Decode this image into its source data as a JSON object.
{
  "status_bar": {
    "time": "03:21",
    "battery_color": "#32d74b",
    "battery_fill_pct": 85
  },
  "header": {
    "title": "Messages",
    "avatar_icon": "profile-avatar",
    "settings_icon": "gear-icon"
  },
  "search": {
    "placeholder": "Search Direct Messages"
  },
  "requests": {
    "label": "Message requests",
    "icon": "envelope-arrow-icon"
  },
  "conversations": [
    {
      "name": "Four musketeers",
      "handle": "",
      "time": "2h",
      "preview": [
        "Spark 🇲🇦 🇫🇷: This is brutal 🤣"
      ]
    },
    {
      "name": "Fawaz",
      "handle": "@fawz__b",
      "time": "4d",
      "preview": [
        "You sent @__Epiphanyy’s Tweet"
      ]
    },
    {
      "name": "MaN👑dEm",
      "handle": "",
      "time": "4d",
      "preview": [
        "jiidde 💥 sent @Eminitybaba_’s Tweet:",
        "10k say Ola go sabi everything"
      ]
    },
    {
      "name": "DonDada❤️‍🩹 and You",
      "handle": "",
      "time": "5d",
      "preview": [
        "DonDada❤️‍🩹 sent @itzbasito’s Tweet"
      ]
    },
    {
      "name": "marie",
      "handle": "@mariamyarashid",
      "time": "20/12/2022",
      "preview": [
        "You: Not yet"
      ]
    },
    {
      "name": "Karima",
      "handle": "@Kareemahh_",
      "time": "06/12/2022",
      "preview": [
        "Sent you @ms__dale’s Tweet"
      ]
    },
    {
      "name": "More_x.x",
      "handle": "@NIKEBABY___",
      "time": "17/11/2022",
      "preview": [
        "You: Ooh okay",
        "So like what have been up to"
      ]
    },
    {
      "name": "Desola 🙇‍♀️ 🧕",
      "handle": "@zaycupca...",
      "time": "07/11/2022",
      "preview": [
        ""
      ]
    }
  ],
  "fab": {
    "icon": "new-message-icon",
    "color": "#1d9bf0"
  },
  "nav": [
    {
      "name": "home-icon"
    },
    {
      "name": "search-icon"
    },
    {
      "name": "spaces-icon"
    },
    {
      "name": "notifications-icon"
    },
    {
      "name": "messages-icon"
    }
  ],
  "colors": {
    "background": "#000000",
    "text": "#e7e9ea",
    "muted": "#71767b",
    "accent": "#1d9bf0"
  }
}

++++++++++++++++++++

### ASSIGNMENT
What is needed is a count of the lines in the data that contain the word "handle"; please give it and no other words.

### RESULT FOR THIS TASK
8